(Source: Risk and the Insurance Business)
We have received the following Call for Papers:
CALL FOR PAPERS: Risk and the Insurance Business in History
An International Conference, Seville 2019
The International Conference on Risk and the Insurance Business in History will be held in June 11th to 14th 2019 on the historic city of Seville.
The Scientific Committee has accepted a set of 23 parallel sessions to shape the program of the conference (please see the complete list in the attached files).

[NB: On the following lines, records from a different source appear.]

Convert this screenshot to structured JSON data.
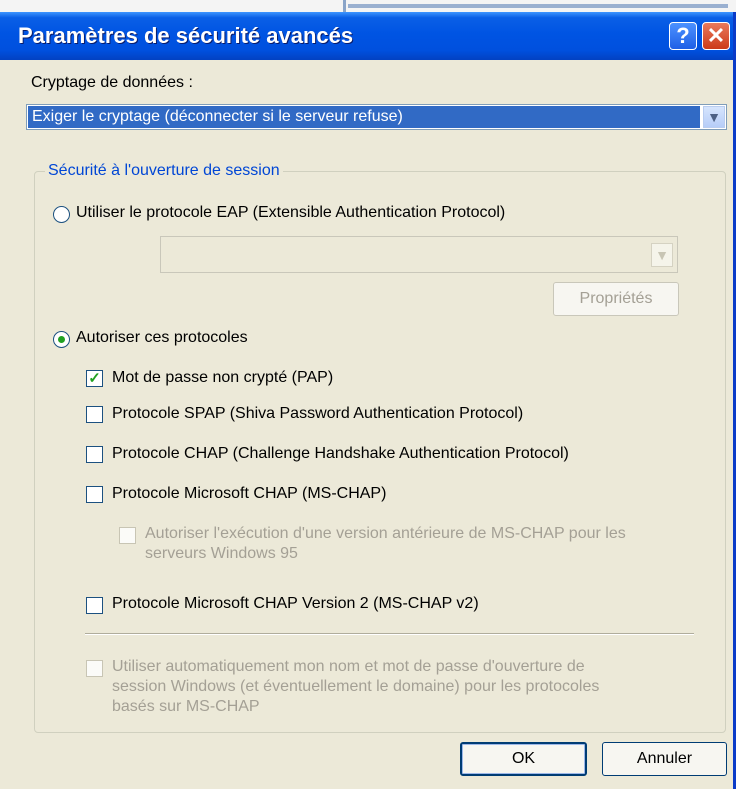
{
  "window": {
    "title": "Paramètres de sécurité avancés",
    "help_glyph": "?",
    "close_glyph": "✕"
  },
  "encryption": {
    "label": "Cryptage de données :",
    "selected": "Exiger le cryptage (déconnecter si le serveur refuse)"
  },
  "logon_security": {
    "legend": "Sécurité à l'ouverture de session",
    "eap_radio": {
      "label": "Utiliser le protocole EAP (Extensible Authentication Protocol)",
      "checked": false
    },
    "eap_dropdown_value": "",
    "properties_button": "Propriétés",
    "allow_radio": {
      "label": "Autoriser ces protocoles",
      "checked": true
    },
    "protocols": [
      {
        "label": "Mot de passe non crypté (PAP)",
        "checked": true
      },
      {
        "label": "Protocole SPAP (Shiva Password Authentication Protocol)",
        "checked": false
      },
      {
        "label": "Protocole CHAP (Challenge Handshake Authentication Protocol)",
        "checked": false
      },
      {
        "label": "Protocole Microsoft CHAP (MS-CHAP)",
        "checked": false
      }
    ],
    "mschap_legacy": {
      "line1": "Autoriser l'exécution d'une version antérieure de MS-CHAP pour les",
      "line2": "serveurs Windows 95",
      "checked": false
    },
    "mschap_v2": {
      "label": "Protocole Microsoft CHAP Version 2 (MS-CHAP v2)",
      "checked": false
    },
    "auto_logon": {
      "line1": "Utiliser automatiquement mon nom et mot de passe d'ouverture de",
      "line2": "session Windows (et éventuellement le domaine) pour les protocoles",
      "line3": "basés sur MS-CHAP",
      "checked": false
    }
  },
  "buttons": {
    "ok": "OK",
    "cancel": "Annuler"
  },
  "colors": {
    "title_blue": "#0054e3",
    "legend_blue": "#0046d5",
    "selection": "#316ac5",
    "check_green": "#21a121"
  }
}
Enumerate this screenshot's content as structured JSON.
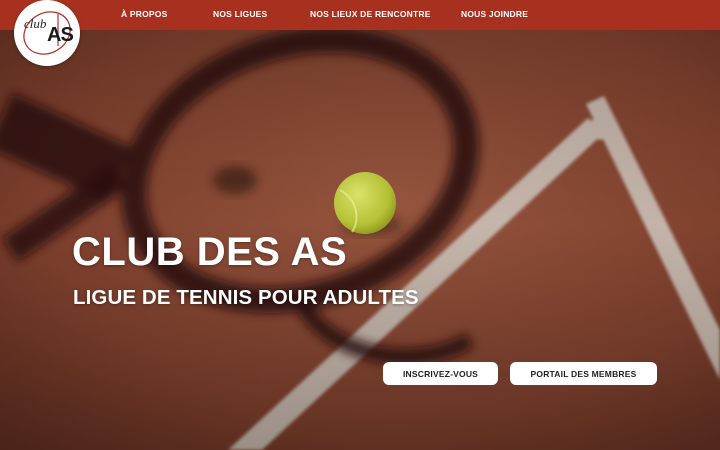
{
  "nav": {
    "items": [
      {
        "label": "À PROPOS"
      },
      {
        "label": "NOS LIGUES"
      },
      {
        "label": "NOS LIEUX DE RENCONTRE"
      },
      {
        "label": "NOUS JOINDRE"
      }
    ],
    "background": "#a8301f"
  },
  "logo": {
    "word": "club",
    "letters": "AS"
  },
  "hero": {
    "title": "CLUB DES AS",
    "subtitle": "LIGUE DE TENNIS POUR ADULTES",
    "background_description_colors": {
      "court": "#8a4a35",
      "line": "#c9c3bb",
      "ball": "#c8d64a"
    }
  },
  "buttons": {
    "signup_label": "INSCRIVEZ-VOUS",
    "portal_label": "PORTAIL DES MEMBRES"
  }
}
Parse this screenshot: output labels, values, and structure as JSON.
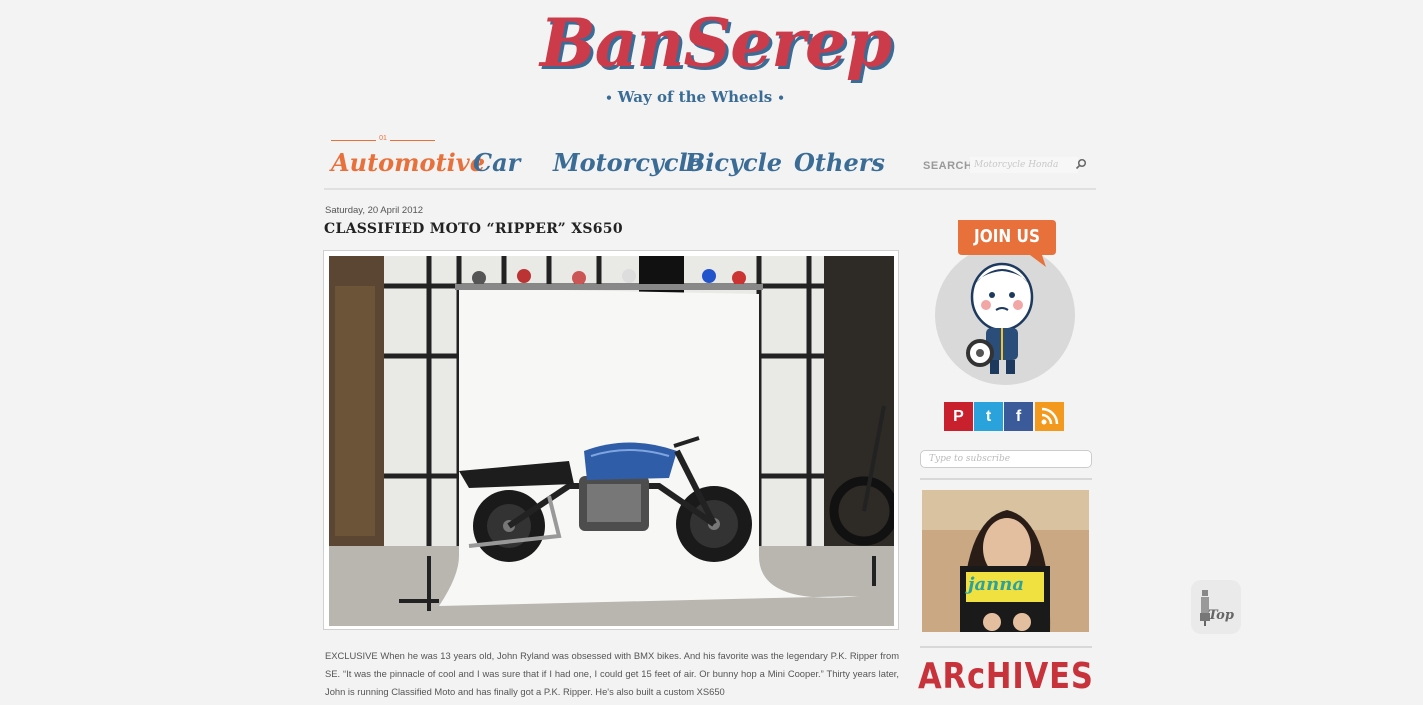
{
  "logo": {
    "name": "BanSerep",
    "tagline": "Way of the Wheels",
    "tag_dot": "•"
  },
  "nav": {
    "active_number": "01",
    "items": [
      {
        "label": "Automotive",
        "active": true
      },
      {
        "label": "Car"
      },
      {
        "label": "Motorcycle"
      },
      {
        "label": "Bicycle"
      },
      {
        "label": "Others"
      }
    ]
  },
  "search": {
    "label": "SEARCH",
    "placeholder": "Motorcycle Honda",
    "icon": "search-icon"
  },
  "post": {
    "date": "Saturday, 20 April 2012",
    "title": "CLASSIFIED MOTO “RIPPER” XS650",
    "body": "EXCLUSIVE When he was 13 years old, John Ryland was obsessed with BMX bikes. And his favorite was the legendary P.K. Ripper from SE. “It was the pinnacle of cool and I was sure that if I had one, I could get 15 feet of air. Or bunny hop a Mini Cooper.” Thirty years later, John is running Classified Moto and has finally got a P.K. Ripper. He's also built a custom XS650"
  },
  "sidebar": {
    "join_label": "JOIN US",
    "social": [
      {
        "name": "pinterest-icon",
        "glyph": "P",
        "color": "#c8202d"
      },
      {
        "name": "twitter-icon",
        "glyph": "t",
        "color": "#2aa3dd"
      },
      {
        "name": "facebook-icon",
        "glyph": "f",
        "color": "#3b5a9a"
      },
      {
        "name": "rss-icon",
        "glyph": ")",
        "color": "#f39a1e"
      }
    ],
    "subscribe_placeholder": "Type to subscribe",
    "ad_text": "janna",
    "archives_label": "ARcHIVES"
  },
  "top_button": {
    "label": "Top"
  },
  "colors": {
    "brand_red": "#cc3b4a",
    "brand_blue": "#3a6c96",
    "nav_active": "#e8703a",
    "archives": "#c8323a"
  }
}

Now we are opening the call for participation in these sessions. Please feel free to consider the most suitable session for your paper. Proposals should include names and affiliations of the author/s; title and abstract. Please note that session organisers have the final decision to accept paper proposals for their sessions. Session organisers are requested to forward to the conference organisers any proposals for papers that they cannot include in their session, so that the conference organisers, with the assistance of the Scientific Committee, have an opportunity of placing the papers elsewhere in the conference if that proves possible. The definite list of accepted papers will be announced in September 30th 2018.

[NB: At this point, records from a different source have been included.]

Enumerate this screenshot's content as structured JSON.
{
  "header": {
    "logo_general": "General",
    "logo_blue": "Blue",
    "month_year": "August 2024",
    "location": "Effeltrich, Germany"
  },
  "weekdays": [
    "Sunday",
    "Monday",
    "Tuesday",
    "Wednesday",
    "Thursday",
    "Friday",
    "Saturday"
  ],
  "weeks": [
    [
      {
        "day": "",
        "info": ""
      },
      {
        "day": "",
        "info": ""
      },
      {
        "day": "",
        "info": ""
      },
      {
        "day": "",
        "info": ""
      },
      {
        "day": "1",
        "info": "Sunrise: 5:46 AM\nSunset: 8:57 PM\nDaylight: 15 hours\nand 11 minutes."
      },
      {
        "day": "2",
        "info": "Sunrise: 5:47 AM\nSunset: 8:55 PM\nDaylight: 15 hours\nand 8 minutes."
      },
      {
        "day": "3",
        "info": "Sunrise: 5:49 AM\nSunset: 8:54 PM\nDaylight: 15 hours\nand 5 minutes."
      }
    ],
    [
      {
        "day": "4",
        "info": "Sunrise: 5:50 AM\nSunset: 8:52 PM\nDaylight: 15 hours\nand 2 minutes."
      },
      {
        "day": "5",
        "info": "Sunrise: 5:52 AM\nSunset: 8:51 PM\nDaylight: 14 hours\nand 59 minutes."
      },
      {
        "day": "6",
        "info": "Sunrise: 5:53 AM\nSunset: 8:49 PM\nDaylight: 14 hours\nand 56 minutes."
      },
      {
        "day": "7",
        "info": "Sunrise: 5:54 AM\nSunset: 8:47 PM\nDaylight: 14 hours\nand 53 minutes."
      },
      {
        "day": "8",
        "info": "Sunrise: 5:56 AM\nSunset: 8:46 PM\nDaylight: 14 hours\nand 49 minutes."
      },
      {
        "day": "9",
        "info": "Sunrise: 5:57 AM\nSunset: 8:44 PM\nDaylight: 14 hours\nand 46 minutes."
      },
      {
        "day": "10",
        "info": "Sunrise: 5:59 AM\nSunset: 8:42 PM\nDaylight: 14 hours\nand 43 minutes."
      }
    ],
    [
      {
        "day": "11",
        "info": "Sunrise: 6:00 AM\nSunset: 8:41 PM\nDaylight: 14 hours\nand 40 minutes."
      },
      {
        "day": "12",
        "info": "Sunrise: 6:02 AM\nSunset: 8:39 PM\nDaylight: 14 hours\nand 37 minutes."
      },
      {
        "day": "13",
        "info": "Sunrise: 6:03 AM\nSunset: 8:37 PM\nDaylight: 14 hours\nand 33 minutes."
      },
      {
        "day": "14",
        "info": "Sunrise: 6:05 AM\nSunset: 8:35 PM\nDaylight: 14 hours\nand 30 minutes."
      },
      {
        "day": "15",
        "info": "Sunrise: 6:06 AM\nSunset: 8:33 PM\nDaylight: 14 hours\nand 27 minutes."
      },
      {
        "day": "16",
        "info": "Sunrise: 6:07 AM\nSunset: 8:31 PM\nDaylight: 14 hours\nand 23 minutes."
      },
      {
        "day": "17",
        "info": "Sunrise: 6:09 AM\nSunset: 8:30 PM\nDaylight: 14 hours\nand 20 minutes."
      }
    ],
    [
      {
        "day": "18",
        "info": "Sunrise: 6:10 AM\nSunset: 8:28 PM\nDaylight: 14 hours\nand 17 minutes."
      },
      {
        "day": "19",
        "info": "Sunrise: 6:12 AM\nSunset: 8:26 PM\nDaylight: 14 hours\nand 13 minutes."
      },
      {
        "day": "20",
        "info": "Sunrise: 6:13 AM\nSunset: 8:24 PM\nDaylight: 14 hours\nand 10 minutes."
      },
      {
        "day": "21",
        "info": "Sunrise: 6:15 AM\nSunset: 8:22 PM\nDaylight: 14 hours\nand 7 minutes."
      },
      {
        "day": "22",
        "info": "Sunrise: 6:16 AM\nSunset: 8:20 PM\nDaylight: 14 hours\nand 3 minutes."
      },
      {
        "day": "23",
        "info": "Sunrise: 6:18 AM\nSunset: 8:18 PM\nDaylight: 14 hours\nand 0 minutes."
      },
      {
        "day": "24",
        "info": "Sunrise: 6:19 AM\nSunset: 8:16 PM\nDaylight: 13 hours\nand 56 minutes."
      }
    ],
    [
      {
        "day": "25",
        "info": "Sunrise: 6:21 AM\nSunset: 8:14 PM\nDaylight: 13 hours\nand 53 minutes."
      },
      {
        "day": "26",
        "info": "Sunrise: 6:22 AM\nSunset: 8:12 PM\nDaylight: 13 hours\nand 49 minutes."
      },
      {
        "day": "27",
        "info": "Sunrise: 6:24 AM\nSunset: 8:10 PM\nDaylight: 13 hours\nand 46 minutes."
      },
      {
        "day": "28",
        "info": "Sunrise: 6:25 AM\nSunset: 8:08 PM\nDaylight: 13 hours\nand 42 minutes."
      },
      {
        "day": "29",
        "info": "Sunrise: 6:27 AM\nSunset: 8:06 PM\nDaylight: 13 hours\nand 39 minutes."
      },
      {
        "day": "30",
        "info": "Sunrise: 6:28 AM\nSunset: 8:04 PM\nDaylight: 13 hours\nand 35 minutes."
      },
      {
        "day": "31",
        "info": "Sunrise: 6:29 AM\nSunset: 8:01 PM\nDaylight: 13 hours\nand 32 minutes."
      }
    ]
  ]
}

Proposals of sessions should be directed to the organiser/s of the session, with copy to the conference mail email@example.com

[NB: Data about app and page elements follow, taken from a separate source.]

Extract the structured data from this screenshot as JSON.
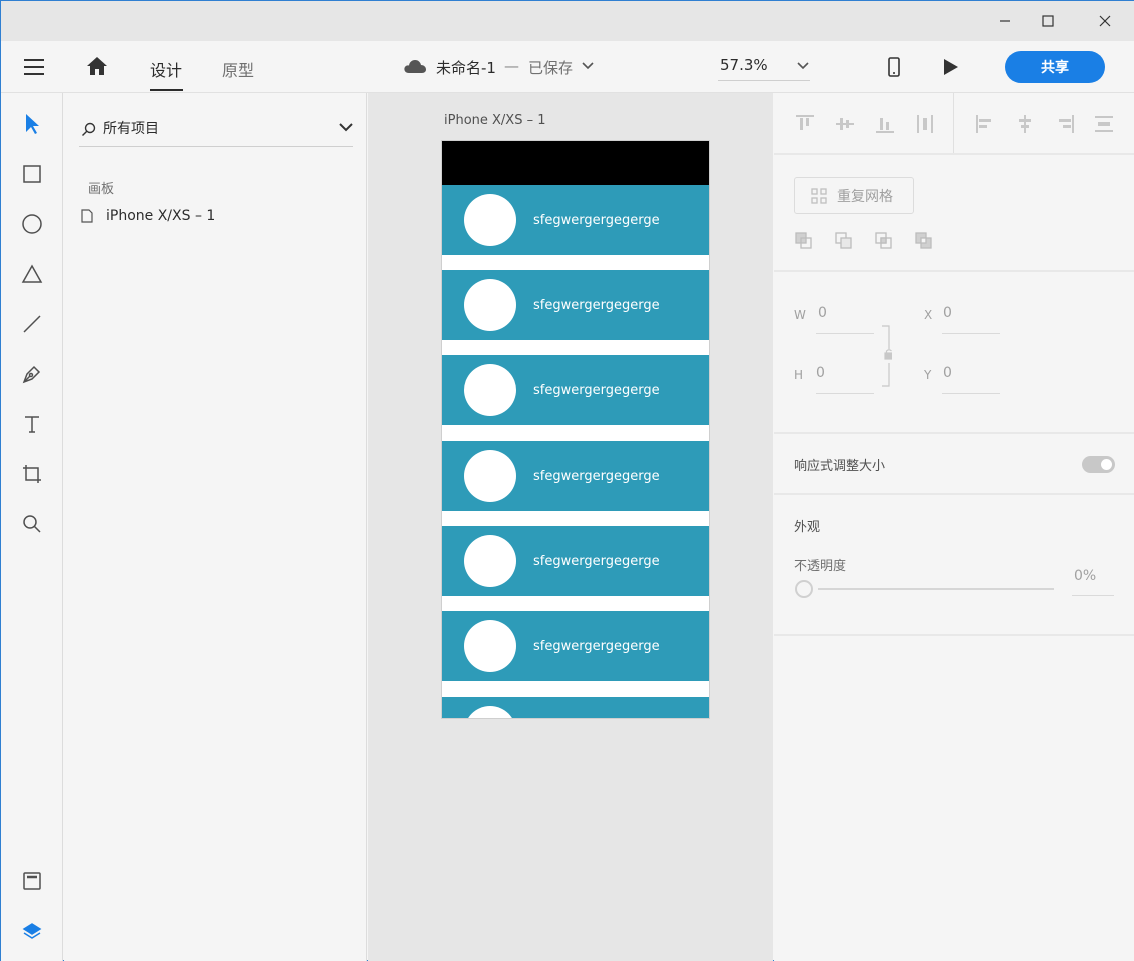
{
  "header": {
    "tabs": [
      "设计",
      "原型"
    ],
    "doc_name": "未命名-1",
    "doc_separator": "—",
    "doc_status": "已保存",
    "zoom": "57.3%",
    "share_label": "共享"
  },
  "layers": {
    "search_label": "所有项目",
    "section_label": "画板",
    "artboard_item": "iPhone X/XS – 1"
  },
  "canvas": {
    "artboard_title": "iPhone X/XS – 1",
    "card_label": "sfegwergergegerge",
    "colors": {
      "card": "#2e9bb8",
      "header": "#000000"
    }
  },
  "props": {
    "repeat_grid_label": "重复网格",
    "w_label": "W",
    "w_value": "0",
    "h_label": "H",
    "h_value": "0",
    "x_label": "X",
    "x_value": "0",
    "y_label": "Y",
    "y_value": "0",
    "responsive_label": "响应式调整大小",
    "appearance_label": "外观",
    "opacity_label": "不透明度",
    "opacity_value": "0%"
  },
  "accent_color": "#1a7fe5"
}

The deadline to send paper proposals is June 30th 2018.
Modern scholars of insurance law refer to insurance as a legal product. In a contract of sale, for example, the parties exchange goods against money. By contrast, in an insurance transaction the parties exchange money against money: the insurer receives the premiums from the policy holder and in turn promises to pay the insured sum when a certain risk eventuates. The right of the insured to the insured sum is determined in the contract, a legal document, and the boundaries of what the parties can agree upon are set by the law. Against this background, it comes as a surprise that research in the history of insurance has been dominated by economic historians and that within the domain of legal history the history of insurance law has hitherto played only a marginal role. And were research into the history of insurance law exists it is (as traditional research in legal history tends to be) confined to the boundaries of a given jurisdiction. As a consequence, different national narratives have developed. The development of such national narratives is highly problematic. Only recently, legal historians have rediscovered the field of the history of insurance law as a field of study. However, research into the history of insurance law faces a number of challenges. (1) It is an interdisciplinary field of study. Without a firm knowledge of the history of the socio-economic background and without a thorough understanding of insurance markets an analysis of legal questions is impossible. (2) Nevertheless, legal historians have to define their research object independently of other disciplines. Lawyers of all times tend to transpose known solutions to new problems. For the understanding where legal rules in insurance law originated from, legal historians, thus, have to look beyond the sphere of insurance. (3) Finally, insurance practice often has not left any traces in the legal discourse, in legislation or in the case law. And where it has legal historians do not always appreciate that insurance practice may have followed different paths.
The session will have four presentations of 20 minutes each, followed by a discussion. The Organiser invites submissions which challenge, and go beyond, the traditional narratives of insurance legal history without restricting them to any specific field or time frame. Submissions related to, for example, marine insurance, fire insurance, life insurance, guild welfare or state run insurance schemes, to name just some, and covering any legal question will be considered.
For more information, please see the conference's website